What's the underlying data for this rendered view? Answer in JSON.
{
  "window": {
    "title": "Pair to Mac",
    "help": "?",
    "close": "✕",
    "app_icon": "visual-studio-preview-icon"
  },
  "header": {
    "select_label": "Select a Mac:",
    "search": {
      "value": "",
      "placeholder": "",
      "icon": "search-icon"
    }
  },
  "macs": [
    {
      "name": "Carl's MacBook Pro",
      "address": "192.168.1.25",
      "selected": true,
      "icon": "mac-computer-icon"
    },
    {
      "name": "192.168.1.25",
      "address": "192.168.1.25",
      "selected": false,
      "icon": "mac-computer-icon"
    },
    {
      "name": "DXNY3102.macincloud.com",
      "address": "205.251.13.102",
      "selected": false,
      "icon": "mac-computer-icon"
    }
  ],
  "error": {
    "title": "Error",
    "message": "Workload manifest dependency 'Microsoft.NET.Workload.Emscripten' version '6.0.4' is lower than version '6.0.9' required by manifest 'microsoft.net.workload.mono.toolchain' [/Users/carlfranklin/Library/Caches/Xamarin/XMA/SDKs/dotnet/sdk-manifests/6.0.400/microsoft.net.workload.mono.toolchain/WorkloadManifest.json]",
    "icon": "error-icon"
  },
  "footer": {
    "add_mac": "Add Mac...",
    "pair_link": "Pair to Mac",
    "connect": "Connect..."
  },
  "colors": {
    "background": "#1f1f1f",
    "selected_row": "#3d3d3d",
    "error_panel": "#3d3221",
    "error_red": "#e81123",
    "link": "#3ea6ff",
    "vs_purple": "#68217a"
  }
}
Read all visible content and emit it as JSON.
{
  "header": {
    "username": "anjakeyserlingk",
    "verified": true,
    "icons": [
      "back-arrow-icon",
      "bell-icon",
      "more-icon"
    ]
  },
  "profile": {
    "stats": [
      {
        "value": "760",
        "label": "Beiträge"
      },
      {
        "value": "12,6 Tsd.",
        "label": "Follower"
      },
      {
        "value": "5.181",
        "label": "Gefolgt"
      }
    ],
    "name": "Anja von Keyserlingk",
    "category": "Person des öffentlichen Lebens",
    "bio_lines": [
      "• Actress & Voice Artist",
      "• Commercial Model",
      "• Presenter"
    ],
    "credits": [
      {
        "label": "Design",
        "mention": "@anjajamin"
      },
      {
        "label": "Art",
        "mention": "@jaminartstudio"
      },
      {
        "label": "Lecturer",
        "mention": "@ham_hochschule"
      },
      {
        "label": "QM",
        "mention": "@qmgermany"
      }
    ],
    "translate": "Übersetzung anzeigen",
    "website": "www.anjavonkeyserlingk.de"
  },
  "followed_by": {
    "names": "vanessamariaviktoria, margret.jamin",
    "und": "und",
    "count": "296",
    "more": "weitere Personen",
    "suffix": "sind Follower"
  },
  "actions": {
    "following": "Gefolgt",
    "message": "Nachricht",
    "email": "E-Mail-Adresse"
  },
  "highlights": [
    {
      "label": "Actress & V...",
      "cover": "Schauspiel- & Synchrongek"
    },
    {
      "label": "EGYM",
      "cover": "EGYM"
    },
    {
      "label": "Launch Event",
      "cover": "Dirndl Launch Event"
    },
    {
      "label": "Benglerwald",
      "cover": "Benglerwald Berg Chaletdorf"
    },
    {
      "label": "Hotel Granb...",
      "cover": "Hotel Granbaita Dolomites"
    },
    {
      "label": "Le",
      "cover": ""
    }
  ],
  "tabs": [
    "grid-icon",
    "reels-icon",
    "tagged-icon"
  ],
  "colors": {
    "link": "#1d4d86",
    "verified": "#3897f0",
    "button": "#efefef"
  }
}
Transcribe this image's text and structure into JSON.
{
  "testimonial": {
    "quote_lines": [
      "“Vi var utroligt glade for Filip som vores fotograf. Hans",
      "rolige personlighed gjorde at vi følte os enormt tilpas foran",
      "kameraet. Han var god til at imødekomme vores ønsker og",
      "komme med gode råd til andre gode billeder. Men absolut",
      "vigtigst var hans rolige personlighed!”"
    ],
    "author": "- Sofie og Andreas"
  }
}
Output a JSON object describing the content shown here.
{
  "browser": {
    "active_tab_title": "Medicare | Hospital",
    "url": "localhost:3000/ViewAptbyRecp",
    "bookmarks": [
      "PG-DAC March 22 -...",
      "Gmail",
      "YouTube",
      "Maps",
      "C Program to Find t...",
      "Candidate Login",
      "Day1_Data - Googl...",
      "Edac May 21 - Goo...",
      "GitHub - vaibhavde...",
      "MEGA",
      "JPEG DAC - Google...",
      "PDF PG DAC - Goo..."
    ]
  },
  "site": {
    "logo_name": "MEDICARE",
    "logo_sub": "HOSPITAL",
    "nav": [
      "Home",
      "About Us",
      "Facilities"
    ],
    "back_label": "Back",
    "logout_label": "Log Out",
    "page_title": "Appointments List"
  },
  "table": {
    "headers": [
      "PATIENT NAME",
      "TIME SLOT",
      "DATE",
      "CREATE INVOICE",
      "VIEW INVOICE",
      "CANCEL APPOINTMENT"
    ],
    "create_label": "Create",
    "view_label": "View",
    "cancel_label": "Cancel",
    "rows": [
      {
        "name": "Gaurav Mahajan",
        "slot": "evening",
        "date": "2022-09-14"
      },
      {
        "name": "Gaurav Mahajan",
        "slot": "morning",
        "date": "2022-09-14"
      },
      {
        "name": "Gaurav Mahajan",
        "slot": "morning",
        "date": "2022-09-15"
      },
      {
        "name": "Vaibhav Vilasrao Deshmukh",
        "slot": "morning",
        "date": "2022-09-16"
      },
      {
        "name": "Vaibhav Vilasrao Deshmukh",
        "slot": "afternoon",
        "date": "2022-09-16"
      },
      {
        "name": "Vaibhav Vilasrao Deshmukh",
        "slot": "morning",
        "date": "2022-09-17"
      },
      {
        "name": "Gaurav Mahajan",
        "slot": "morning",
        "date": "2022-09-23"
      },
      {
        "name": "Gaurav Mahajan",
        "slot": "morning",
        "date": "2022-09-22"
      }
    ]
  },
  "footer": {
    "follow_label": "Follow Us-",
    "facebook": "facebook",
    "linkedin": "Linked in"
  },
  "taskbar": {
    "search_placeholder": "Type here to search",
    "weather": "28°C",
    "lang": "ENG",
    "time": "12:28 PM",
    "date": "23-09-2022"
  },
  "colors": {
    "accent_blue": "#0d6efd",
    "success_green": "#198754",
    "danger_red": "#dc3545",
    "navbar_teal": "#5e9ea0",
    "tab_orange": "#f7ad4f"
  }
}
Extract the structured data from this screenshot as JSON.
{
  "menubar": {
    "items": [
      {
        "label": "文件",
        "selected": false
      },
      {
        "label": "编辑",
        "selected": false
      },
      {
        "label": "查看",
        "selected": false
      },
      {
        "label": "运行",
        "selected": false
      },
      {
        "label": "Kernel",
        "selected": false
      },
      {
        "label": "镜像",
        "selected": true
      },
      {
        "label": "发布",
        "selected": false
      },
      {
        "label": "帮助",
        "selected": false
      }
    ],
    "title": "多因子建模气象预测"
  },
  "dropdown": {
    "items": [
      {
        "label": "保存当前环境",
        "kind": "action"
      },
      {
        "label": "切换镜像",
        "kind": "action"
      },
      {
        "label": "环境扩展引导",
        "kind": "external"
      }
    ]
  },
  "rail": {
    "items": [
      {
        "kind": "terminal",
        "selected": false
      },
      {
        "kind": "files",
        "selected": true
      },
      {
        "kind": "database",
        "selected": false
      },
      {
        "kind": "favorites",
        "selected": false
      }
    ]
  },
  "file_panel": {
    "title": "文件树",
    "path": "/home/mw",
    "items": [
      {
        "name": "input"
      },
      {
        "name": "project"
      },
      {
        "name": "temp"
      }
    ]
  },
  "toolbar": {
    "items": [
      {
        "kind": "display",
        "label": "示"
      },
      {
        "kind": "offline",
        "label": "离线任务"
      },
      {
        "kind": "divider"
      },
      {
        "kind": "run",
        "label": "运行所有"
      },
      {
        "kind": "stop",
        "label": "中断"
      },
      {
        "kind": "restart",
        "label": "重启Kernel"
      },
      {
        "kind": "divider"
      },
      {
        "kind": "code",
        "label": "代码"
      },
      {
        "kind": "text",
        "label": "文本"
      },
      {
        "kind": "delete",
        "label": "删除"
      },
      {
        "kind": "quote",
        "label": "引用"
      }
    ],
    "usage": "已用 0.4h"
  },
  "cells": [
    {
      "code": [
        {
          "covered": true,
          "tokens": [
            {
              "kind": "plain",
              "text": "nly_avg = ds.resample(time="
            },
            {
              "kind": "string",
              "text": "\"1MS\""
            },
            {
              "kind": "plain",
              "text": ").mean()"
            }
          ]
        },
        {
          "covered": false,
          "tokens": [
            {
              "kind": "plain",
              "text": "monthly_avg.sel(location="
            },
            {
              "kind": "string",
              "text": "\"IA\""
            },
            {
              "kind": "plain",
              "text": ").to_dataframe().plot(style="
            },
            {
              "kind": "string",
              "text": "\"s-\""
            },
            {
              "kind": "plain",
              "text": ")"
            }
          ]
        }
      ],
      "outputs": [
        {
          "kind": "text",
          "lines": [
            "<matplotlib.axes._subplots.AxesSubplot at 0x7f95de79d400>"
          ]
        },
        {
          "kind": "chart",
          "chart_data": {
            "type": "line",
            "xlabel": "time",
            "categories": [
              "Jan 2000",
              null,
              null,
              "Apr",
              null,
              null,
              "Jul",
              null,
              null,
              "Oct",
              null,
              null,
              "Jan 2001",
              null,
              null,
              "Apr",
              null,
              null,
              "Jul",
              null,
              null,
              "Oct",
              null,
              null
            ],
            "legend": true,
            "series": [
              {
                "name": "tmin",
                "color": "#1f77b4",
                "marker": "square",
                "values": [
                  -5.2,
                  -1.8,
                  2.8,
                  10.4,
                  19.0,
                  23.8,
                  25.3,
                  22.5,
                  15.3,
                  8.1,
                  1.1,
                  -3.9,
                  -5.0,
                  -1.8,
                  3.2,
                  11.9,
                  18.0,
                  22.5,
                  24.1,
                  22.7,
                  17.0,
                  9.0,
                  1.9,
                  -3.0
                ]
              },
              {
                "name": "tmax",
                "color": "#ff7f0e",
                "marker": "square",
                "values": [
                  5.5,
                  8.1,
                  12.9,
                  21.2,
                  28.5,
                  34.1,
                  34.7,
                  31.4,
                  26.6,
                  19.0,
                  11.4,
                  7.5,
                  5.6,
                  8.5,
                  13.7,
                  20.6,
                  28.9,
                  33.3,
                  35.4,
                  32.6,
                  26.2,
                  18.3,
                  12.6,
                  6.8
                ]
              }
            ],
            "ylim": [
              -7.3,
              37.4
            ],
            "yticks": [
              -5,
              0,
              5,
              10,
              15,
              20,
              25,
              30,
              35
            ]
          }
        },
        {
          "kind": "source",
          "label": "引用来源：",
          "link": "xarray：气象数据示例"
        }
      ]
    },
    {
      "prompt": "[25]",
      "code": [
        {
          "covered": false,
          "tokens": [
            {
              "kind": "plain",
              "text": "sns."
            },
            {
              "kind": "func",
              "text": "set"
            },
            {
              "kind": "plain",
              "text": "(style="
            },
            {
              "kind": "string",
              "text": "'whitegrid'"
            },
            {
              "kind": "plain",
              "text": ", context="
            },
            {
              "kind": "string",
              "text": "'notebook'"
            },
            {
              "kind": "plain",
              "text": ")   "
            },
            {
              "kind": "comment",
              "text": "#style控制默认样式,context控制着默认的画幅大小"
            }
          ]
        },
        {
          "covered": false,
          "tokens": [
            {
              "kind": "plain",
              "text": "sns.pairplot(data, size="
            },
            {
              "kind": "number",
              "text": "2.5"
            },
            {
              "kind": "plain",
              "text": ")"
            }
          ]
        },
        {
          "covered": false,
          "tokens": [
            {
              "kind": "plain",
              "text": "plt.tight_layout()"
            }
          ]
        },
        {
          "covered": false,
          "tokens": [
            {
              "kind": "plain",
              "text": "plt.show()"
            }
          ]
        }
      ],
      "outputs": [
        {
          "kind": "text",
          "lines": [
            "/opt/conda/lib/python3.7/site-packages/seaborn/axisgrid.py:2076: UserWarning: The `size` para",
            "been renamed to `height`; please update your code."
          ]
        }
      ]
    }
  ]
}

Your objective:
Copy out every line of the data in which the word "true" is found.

Output for this task:
      "selected": true,
    "verified": true,
        "selected": true
        "selected": true
          "covered": true,
            "legend": true,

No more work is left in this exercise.